If you're hoping for a vaginal birth, there are ways you can reduce the likelihood of unnecessary interventions, including a c-section:
1. Care-provider, care-provider, care-provider. Ask your midwife or doctor for his or her rates of c-section among low risk mothers. If it's high, your chances are high. If it's low, your chances are low.
2. Hire a doula or bring in a positive, experienced labor support person. Studies have shown good labor support significantly reduces the chances of a c-section and other medical interventions.
3. Avoid labor induction, which can double the odds of a c-section. The reasons for the induction might be related to the ultimate reasons for the c-section but still, there's a bounty of evidence pointing to the over-use of the labor induction drug pitocin.
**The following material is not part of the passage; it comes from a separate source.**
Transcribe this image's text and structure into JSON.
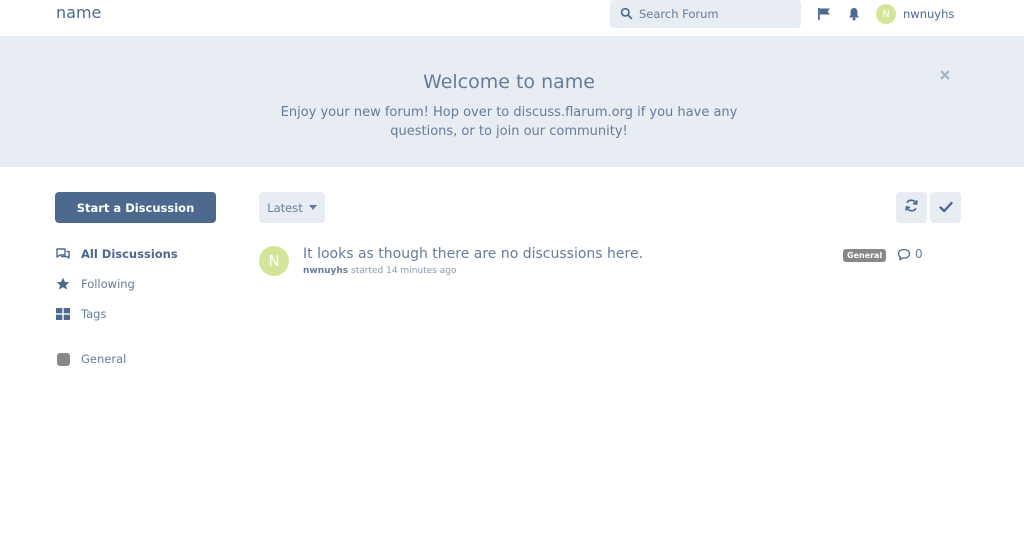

Talk to your care provider about ways to avoid induction.
4. Change position in labor. Labor is a dynamic process. There is movement: the baby is turning and coming down and out. You are pushing down. Amazingly, labor works even when you a re lying on your back, but gravity-friendly positions, rocking back and forth and leaning forward can actually help move the baby down and out. Take a childbirth education class and learn about positions that help labor progress (good positioning also takes the edge off pain).
5. Avoid an early epidural. An epidural is neither "good" or "bad." It is not a cop out, it is nothing other than a tool for coping with pain. But we do have some research on the risks and benefits: An early epidural brings more risks than a late one. A late epidural after a very long labor, when mom is utterly exhausted, can actually give mom the rest she needs and actually help her deliver vaginally. But if you get an epidural before 5 centimeters the chances of a c-section do go up for a number of interconnected reasons. If you want to avoid other medical interventions and a c-section, try to hold off on an epidural until you're over 5 centimeters dilated.
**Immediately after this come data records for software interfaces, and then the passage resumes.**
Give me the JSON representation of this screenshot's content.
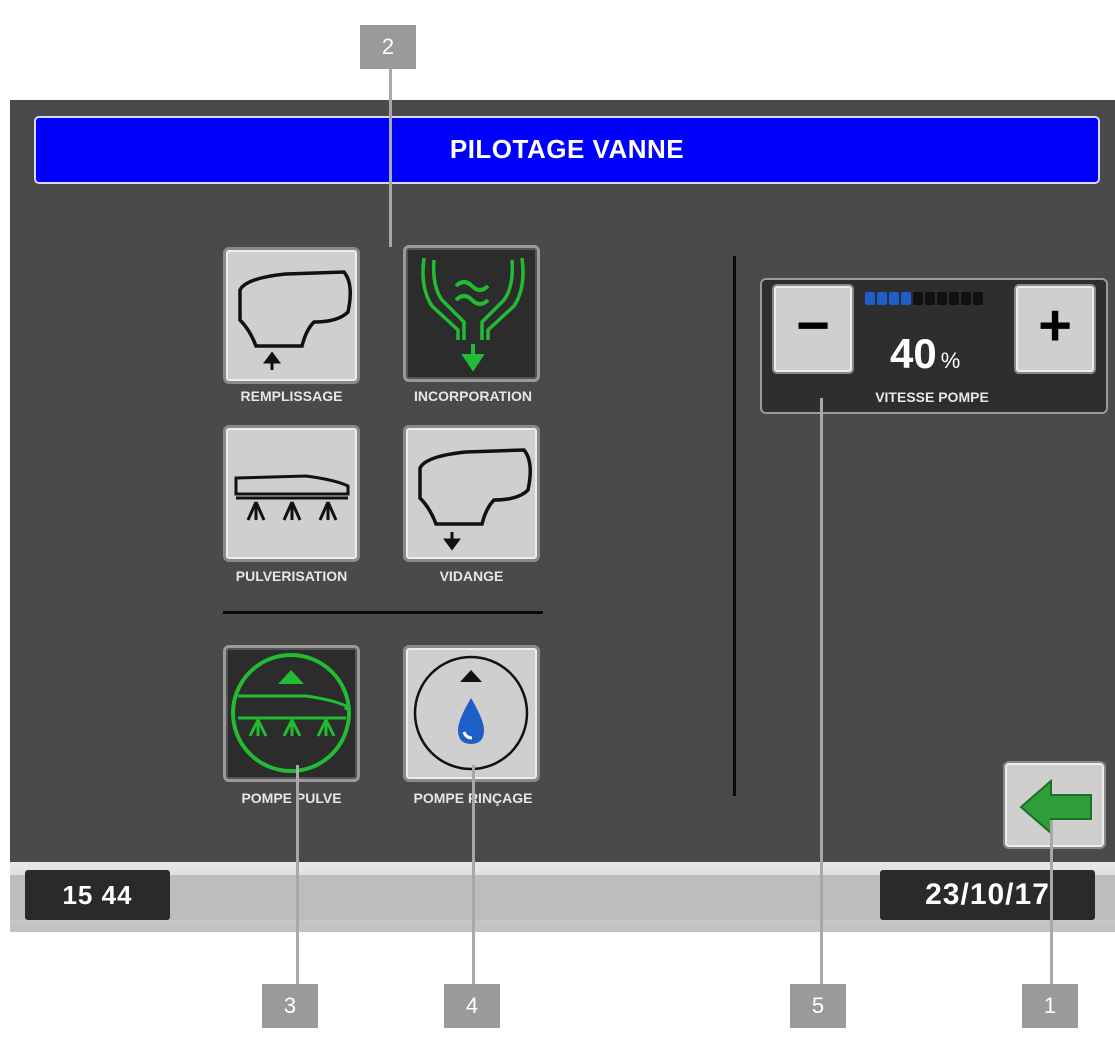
{
  "header": {
    "title": "PILOTAGE VANNE"
  },
  "valves": [
    {
      "label": "REMPLISSAGE",
      "icon": "tank-fill-icon",
      "active": false
    },
    {
      "label": "INCORPORATION",
      "icon": "hopper-incorporation-icon",
      "active": true
    },
    {
      "label": "PULVERISATION",
      "icon": "boom-spray-icon",
      "active": false
    },
    {
      "label": "VIDANGE",
      "icon": "tank-drain-icon",
      "active": false
    }
  ],
  "pumps": [
    {
      "label": "POMPE PULVE",
      "icon": "spray-pump-icon",
      "active": true
    },
    {
      "label": "POMPE RINÇAGE",
      "icon": "rinse-pump-icon",
      "active": false
    }
  ],
  "pump_speed": {
    "label": "VITESSE POMPE",
    "value": "40",
    "unit": "%",
    "level_fraction": 0.4,
    "segments_total": 10,
    "segments_on": 4,
    "minus_label": "−",
    "plus_label": "+"
  },
  "back_button": {
    "icon": "back-arrow-icon"
  },
  "status": {
    "time": "15 44",
    "date": "23/10/17"
  },
  "callouts": [
    "2",
    "3",
    "4",
    "5",
    "1"
  ],
  "colors": {
    "title_bar": "#0000ff",
    "active_green": "#22bb33",
    "level_blue": "#1e5ec8",
    "screen_bg": "#4a4a4a",
    "tile_bg": "#cfcfcf"
  }
}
For 5 more ways to reduce your chances of a surgical delivery, visit Babble.
MORE ON BABBLE:
10 Things Every Pregnant Woman Should Know Before Choosing a C-Section
Why Induced Labors are Twice as Likely to Result in C-Sections
Choosing a C-Section: My Fear, My Anger, My Empowerment